Every entry should be returned exactly. Omit none of them.
── RECORDS TO USE
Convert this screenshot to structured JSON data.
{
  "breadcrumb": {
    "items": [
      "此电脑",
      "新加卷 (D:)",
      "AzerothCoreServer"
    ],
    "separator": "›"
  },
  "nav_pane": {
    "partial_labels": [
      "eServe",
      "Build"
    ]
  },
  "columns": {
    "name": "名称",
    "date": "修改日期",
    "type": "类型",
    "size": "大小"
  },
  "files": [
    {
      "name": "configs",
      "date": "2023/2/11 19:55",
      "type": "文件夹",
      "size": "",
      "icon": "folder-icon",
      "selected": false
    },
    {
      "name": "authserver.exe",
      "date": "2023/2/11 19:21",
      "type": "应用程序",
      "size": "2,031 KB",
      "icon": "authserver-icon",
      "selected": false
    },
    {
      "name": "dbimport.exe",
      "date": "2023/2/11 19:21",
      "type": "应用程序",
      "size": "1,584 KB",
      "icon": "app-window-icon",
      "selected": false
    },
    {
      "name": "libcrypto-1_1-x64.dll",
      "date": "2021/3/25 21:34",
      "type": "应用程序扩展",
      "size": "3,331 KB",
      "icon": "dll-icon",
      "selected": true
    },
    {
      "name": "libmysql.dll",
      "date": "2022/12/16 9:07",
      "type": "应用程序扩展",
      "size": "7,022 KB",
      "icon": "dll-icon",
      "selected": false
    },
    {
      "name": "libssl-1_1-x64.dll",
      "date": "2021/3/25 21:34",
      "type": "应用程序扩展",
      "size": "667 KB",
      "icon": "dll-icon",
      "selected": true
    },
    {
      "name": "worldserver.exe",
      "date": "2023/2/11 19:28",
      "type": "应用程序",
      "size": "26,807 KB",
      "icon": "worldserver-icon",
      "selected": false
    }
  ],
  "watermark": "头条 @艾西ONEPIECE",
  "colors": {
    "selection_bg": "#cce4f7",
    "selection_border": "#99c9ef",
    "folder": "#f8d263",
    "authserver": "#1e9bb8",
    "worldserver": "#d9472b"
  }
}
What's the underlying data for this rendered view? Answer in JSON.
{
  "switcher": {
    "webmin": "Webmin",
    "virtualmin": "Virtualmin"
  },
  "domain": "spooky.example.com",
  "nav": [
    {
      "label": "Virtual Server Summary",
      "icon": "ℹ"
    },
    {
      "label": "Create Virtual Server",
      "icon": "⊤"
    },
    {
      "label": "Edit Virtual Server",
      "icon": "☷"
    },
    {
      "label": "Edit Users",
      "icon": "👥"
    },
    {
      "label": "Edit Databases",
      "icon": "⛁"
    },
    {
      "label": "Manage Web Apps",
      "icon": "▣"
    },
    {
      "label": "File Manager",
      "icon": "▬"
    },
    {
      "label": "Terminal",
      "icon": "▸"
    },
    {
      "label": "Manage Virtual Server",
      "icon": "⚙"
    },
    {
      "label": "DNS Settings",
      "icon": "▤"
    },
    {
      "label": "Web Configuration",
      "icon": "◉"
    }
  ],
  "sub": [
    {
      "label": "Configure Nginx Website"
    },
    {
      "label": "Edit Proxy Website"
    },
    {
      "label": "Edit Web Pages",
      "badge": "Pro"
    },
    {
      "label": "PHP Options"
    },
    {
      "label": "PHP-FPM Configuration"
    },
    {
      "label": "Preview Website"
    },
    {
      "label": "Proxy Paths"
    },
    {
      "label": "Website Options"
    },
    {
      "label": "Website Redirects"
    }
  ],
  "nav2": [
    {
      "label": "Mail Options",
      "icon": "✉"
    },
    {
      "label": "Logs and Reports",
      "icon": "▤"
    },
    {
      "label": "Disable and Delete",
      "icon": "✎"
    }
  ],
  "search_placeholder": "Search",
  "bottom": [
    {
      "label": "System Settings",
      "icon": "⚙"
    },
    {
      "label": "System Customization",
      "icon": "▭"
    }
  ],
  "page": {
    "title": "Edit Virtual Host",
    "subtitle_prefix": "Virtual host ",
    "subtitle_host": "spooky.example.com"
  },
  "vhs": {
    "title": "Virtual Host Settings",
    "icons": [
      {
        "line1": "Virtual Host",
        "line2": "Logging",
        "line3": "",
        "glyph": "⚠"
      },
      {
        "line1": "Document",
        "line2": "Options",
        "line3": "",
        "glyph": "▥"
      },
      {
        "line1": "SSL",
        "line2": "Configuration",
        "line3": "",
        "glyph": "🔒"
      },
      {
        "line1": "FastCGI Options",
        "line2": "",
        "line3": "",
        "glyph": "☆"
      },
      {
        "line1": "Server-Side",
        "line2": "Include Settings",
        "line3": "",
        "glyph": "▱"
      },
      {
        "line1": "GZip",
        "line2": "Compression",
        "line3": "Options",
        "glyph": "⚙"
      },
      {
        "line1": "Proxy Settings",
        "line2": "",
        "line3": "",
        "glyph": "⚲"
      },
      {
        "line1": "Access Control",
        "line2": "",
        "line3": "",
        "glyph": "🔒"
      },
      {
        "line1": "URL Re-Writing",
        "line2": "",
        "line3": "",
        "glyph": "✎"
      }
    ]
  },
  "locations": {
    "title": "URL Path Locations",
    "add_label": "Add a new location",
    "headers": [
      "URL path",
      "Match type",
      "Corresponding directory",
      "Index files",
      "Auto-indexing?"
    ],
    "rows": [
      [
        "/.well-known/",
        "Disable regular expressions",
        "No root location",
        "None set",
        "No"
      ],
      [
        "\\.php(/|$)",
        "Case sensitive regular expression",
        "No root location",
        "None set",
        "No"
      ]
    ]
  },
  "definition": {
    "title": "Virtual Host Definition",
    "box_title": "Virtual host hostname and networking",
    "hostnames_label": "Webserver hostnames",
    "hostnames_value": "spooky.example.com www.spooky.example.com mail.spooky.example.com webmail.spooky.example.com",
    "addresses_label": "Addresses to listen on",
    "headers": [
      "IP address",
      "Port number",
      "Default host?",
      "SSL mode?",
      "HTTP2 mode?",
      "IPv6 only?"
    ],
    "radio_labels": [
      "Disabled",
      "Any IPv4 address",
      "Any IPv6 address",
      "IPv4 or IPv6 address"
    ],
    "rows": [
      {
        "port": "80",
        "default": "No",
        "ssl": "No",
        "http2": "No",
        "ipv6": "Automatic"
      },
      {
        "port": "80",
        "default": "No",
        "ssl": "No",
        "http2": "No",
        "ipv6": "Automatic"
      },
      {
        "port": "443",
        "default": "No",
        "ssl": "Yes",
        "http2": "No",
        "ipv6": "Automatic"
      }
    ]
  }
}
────
● PROBLEM SOLUTION:
Convert this screenshot to structured JSON data.
{
  "breadcrumb": {
    "items": [
      "此电脑",
      "新加卷 (D:)",
      "AzerothCoreServer"
    ],
    "separator": "›"
  },
  "nav_pane": {
    "partial_labels": [
      "eServe",
      "Build"
    ]
  },
  "columns": {
    "name": "名称",
    "date": "修改日期",
    "type": "类型",
    "size": "大小"
  },
  "files": [
    {
      "name": "configs",
      "date": "2023/2/11 19:55",
      "type": "文件夹",
      "size": "",
      "icon": "folder-icon",
      "selected": false
    },
    {
      "name": "authserver.exe",
      "date": "2023/2/11 19:21",
      "type": "应用程序",
      "size": "2,031 KB",
      "icon": "authserver-icon",
      "selected": false
    },
    {
      "name": "dbimport.exe",
      "date": "2023/2/11 19:21",
      "type": "应用程序",
      "size": "1,584 KB",
      "icon": "app-window-icon",
      "selected": false
    },
    {
      "name": "libcrypto-1_1-x64.dll",
      "date": "2021/3/25 21:34",
      "type": "应用程序扩展",
      "size": "3,331 KB",
      "icon": "dll-icon",
      "selected": true
    },
    {
      "name": "libmysql.dll",
      "date": "2022/12/16 9:07",
      "type": "应用程序扩展",
      "size": "7,022 KB",
      "icon": "dll-icon",
      "selected": false
    },
    {
      "name": "libssl-1_1-x64.dll",
      "date": "2021/3/25 21:34",
      "type": "应用程序扩展",
      "size": "667 KB",
      "icon": "dll-icon",
      "selected": true
    },
    {
      "name": "worldserver.exe",
      "date": "2023/2/11 19:28",
      "type": "应用程序",
      "size": "26,807 KB",
      "icon": "worldserver-icon",
      "selected": false
    }
  ],
  "watermark": "头条 @艾西ONEPIECE",
  "colors": {
    "selection_bg": "#cce4f7",
    "selection_border": "#99c9ef",
    "folder": "#f8d263",
    "authserver": "#1e9bb8",
    "worldserver": "#d9472b"
  }
}
What's the underlying data for this rendered view? Answer in JSON.
{
  "switcher": {
    "webmin": "Webmin",
    "virtualmin": "Virtualmin"
  },
  "domain": "spooky.example.com",
  "nav": [
    {
      "label": "Virtual Server Summary",
      "icon": "ℹ"
    },
    {
      "label": "Create Virtual Server",
      "icon": "⊤"
    },
    {
      "label": "Edit Virtual Server",
      "icon": "☷"
    },
    {
      "label": "Edit Users",
      "icon": "👥"
    },
    {
      "label": "Edit Databases",
      "icon": "⛁"
    },
    {
      "label": "Manage Web Apps",
      "icon": "▣"
    },
    {
      "label": "File Manager",
      "icon": "▬"
    },
    {
      "label": "Terminal",
      "icon": "▸"
    },
    {
      "label": "Manage Virtual Server",
      "icon": "⚙"
    },
    {
      "label": "DNS Settings",
      "icon": "▤"
    },
    {
      "label": "Web Configuration",
      "icon": "◉"
    }
  ],
  "sub": [
    {
      "label": "Configure Nginx Website"
    },
    {
      "label": "Edit Proxy Website"
    },
    {
      "label": "Edit Web Pages",
      "badge": "Pro"
    },
    {
      "label": "PHP Options"
    },
    {
      "label": "PHP-FPM Configuration"
    },
    {
      "label": "Preview Website"
    },
    {
      "label": "Proxy Paths"
    },
    {
      "label": "Website Options"
    },
    {
      "label": "Website Redirects"
    }
  ],
  "nav2": [
    {
      "label": "Mail Options",
      "icon": "✉"
    },
    {
      "label": "Logs and Reports",
      "icon": "▤"
    },
    {
      "label": "Disable and Delete",
      "icon": "✎"
    }
  ],
  "search_placeholder": "Search",
  "bottom": [
    {
      "label": "System Settings",
      "icon": "⚙"
    },
    {
      "label": "System Customization",
      "icon": "▭"
    }
  ],
  "page": {
    "title": "Edit Virtual Host",
    "subtitle_prefix": "Virtual host ",
    "subtitle_host": "spooky.example.com"
  },
  "vhs": {
    "title": "Virtual Host Settings",
    "icons": [
      {
        "line1": "Virtual Host",
        "line2": "Logging",
        "line3": "",
        "glyph": "⚠"
      },
      {
        "line1": "Document",
        "line2": "Options",
        "line3": "",
        "glyph": "▥"
      },
      {
        "line1": "SSL",
        "line2": "Configuration",
        "line3": "",
        "glyph": "🔒"
      },
      {
        "line1": "FastCGI Options",
        "line2": "",
        "line3": "",
        "glyph": "☆"
      },
      {
        "line1": "Server-Side",
        "line2": "Include Settings",
        "line3": "",
        "glyph": "▱"
      },
      {
        "line1": "GZip",
        "line2": "Compression",
        "line3": "Options",
        "glyph": "⚙"
      },
      {
        "line1": "Proxy Settings",
        "line2": "",
        "line3": "",
        "glyph": "⚲"
      },
      {
        "line1": "Access Control",
        "line2": "",
        "line3": "",
        "glyph": "🔒"
      },
      {
        "line1": "URL Re-Writing",
        "line2": "",
        "line3": "",
        "glyph": "✎"
      }
    ]
  },
  "locations": {
    "title": "URL Path Locations",
    "add_label": "Add a new location",
    "headers": [
      "URL path",
      "Match type",
      "Corresponding directory",
      "Index files",
      "Auto-indexing?"
    ],
    "rows": [
      [
        "/.well-known/",
        "Disable regular expressions",
        "No root location",
        "None set",
        "No"
      ],
      [
        "\\.php(/|$)",
        "Case sensitive regular expression",
        "No root location",
        "None set",
        "No"
      ]
    ]
  },
  "definition": {
    "title": "Virtual Host Definition",
    "box_title": "Virtual host hostname and networking",
    "hostnames_label": "Webserver hostnames",
    "hostnames_value": "spooky.example.com www.spooky.example.com mail.spooky.example.com webmail.spooky.example.com",
    "addresses_label": "Addresses to listen on",
    "headers": [
      "IP address",
      "Port number",
      "Default host?",
      "SSL mode?",
      "HTTP2 mode?",
      "IPv6 only?"
    ],
    "radio_labels": [
      "Disabled",
      "Any IPv4 address",
      "Any IPv6 address",
      "IPv4 or IPv6 address"
    ],
    "rows": [
      {
        "port": "80",
        "default": "No",
        "ssl": "No",
        "http2": "No",
        "ipv6": "Automatic"
      },
      {
        "port": "80",
        "default": "No",
        "ssl": "No",
        "http2": "No",
        "ipv6": "Automatic"
      },
      {
        "port": "443",
        "default": "No",
        "ssl": "Yes",
        "http2": "No",
        "ipv6": "Automatic"
      }
    ]
  }
}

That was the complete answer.